WHAT IS NEEDED
Pull out each line of the records holding the string "Hello".

....

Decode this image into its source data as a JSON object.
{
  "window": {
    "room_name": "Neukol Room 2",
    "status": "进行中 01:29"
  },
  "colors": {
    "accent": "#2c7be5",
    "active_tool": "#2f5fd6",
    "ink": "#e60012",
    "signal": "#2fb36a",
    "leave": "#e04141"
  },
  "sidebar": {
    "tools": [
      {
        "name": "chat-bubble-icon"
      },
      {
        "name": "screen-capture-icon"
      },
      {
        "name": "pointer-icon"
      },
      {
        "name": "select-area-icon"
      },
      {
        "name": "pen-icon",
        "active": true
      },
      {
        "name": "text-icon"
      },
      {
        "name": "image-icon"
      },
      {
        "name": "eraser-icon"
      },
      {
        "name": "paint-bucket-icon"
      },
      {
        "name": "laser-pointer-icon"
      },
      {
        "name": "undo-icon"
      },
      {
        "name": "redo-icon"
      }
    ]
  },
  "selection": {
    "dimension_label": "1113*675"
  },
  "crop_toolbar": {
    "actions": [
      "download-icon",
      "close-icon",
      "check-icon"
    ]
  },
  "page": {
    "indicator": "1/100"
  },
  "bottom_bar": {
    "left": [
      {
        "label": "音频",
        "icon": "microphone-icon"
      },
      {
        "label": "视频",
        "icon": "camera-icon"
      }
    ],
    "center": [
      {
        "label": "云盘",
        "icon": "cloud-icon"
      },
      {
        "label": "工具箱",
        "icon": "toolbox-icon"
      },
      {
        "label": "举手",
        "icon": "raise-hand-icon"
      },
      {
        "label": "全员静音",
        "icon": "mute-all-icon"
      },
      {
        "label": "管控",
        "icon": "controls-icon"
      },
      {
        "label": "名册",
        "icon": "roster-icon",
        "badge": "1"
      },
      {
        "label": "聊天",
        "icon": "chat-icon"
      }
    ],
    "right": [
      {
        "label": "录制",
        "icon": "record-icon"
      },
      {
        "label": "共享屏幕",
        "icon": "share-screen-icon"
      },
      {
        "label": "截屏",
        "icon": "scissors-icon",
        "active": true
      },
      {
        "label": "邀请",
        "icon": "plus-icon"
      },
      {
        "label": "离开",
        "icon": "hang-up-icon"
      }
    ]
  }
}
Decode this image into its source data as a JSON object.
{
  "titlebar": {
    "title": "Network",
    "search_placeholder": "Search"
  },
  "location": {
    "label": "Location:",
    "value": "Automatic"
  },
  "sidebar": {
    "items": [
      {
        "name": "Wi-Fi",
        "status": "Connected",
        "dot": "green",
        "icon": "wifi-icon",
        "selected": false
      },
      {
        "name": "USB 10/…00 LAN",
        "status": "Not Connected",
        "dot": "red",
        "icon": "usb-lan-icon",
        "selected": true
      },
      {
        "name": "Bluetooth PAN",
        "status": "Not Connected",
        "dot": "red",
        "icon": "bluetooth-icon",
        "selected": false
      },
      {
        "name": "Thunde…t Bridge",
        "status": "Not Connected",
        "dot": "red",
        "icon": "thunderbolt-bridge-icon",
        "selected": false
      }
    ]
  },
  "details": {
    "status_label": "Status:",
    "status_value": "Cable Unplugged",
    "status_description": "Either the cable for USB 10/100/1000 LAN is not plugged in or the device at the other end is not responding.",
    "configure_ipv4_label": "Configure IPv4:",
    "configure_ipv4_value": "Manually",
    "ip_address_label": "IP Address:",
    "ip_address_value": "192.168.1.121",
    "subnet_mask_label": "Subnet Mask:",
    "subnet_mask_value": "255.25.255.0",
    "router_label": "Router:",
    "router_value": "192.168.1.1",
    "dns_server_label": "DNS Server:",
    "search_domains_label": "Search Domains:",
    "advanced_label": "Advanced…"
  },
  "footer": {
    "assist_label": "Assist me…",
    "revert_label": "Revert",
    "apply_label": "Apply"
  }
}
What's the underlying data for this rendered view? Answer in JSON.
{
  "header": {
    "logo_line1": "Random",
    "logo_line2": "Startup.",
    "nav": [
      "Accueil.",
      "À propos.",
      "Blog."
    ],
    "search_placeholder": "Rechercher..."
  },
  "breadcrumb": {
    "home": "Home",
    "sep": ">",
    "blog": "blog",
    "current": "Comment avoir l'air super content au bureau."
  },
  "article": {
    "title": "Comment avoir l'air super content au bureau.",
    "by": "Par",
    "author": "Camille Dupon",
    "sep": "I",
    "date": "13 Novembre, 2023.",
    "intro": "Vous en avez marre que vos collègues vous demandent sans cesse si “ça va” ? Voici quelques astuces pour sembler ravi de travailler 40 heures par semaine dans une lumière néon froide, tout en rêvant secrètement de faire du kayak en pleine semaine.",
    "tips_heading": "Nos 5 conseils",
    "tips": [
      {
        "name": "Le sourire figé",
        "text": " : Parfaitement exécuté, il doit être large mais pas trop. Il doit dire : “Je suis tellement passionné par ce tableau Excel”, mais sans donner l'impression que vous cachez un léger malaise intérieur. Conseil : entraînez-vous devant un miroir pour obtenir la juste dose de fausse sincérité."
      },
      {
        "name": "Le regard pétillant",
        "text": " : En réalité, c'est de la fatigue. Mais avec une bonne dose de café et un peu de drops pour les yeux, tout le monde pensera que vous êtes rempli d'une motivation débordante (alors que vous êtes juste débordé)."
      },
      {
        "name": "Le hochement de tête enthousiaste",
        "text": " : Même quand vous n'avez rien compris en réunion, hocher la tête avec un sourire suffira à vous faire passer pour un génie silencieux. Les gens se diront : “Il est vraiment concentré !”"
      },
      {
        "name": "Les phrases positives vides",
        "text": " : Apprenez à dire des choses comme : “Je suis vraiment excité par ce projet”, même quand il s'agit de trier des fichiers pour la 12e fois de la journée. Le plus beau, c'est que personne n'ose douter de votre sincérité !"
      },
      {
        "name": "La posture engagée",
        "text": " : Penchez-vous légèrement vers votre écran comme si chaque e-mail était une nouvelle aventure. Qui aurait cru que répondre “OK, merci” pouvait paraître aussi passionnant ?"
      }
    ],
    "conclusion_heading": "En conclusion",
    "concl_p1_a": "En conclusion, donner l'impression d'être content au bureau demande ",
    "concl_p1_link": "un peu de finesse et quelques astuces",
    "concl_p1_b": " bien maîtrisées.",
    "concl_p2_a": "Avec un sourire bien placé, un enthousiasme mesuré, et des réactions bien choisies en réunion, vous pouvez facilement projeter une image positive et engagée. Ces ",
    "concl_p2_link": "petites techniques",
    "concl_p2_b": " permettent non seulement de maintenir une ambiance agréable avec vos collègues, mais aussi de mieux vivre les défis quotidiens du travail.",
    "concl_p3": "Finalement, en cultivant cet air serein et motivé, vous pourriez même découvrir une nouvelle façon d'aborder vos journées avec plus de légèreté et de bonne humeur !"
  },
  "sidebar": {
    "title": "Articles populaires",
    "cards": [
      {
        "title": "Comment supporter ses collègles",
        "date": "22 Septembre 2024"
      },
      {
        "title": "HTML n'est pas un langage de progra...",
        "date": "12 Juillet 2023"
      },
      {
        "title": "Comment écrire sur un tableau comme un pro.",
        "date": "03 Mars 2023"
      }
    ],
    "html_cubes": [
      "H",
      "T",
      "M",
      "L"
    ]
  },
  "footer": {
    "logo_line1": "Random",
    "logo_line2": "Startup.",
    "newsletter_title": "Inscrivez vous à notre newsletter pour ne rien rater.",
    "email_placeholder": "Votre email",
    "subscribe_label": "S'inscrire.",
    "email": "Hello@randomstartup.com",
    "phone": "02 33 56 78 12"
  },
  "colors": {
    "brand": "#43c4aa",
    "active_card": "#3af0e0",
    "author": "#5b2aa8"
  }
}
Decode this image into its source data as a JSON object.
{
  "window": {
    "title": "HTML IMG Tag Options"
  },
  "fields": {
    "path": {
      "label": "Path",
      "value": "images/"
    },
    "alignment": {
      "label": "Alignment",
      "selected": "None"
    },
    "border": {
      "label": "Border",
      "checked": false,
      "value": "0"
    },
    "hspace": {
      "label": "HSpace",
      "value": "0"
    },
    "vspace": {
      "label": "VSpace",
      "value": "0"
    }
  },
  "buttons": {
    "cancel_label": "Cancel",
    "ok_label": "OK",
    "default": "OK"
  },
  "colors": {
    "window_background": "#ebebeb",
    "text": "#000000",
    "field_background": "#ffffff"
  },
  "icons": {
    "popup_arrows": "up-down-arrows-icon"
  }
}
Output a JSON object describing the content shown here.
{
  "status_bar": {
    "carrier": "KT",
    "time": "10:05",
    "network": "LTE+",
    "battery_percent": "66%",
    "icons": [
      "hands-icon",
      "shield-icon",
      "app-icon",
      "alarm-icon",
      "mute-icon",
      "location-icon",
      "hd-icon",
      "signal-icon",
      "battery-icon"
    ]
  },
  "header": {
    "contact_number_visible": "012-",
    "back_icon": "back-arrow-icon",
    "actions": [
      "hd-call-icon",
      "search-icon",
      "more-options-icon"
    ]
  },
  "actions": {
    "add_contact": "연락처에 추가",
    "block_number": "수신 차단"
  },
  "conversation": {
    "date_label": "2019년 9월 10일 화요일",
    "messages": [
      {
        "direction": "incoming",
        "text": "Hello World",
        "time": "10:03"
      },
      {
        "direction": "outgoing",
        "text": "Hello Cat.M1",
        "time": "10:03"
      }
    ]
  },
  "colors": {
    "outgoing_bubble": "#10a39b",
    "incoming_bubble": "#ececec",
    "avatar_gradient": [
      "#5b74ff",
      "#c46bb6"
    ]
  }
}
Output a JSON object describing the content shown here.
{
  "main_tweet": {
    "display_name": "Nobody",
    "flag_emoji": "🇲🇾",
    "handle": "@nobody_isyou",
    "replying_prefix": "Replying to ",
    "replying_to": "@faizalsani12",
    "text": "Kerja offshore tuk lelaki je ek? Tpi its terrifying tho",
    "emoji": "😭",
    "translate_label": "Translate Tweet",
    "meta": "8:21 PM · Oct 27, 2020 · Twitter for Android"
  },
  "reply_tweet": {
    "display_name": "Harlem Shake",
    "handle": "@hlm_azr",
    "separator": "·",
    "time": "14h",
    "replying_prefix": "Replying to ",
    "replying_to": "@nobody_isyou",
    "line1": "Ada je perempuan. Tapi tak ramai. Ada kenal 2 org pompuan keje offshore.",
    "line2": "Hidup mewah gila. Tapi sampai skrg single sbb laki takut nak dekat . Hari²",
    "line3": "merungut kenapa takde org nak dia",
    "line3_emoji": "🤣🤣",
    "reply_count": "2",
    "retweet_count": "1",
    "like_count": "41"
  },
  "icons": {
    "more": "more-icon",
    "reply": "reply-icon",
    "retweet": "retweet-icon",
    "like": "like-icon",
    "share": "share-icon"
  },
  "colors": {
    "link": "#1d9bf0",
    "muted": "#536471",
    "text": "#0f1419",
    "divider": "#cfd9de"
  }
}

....

YOUR SOLUTION
    "email": "Hello@randomstartup.com",
        "text": "Hello World",
        "text": "Hello Cat.M1",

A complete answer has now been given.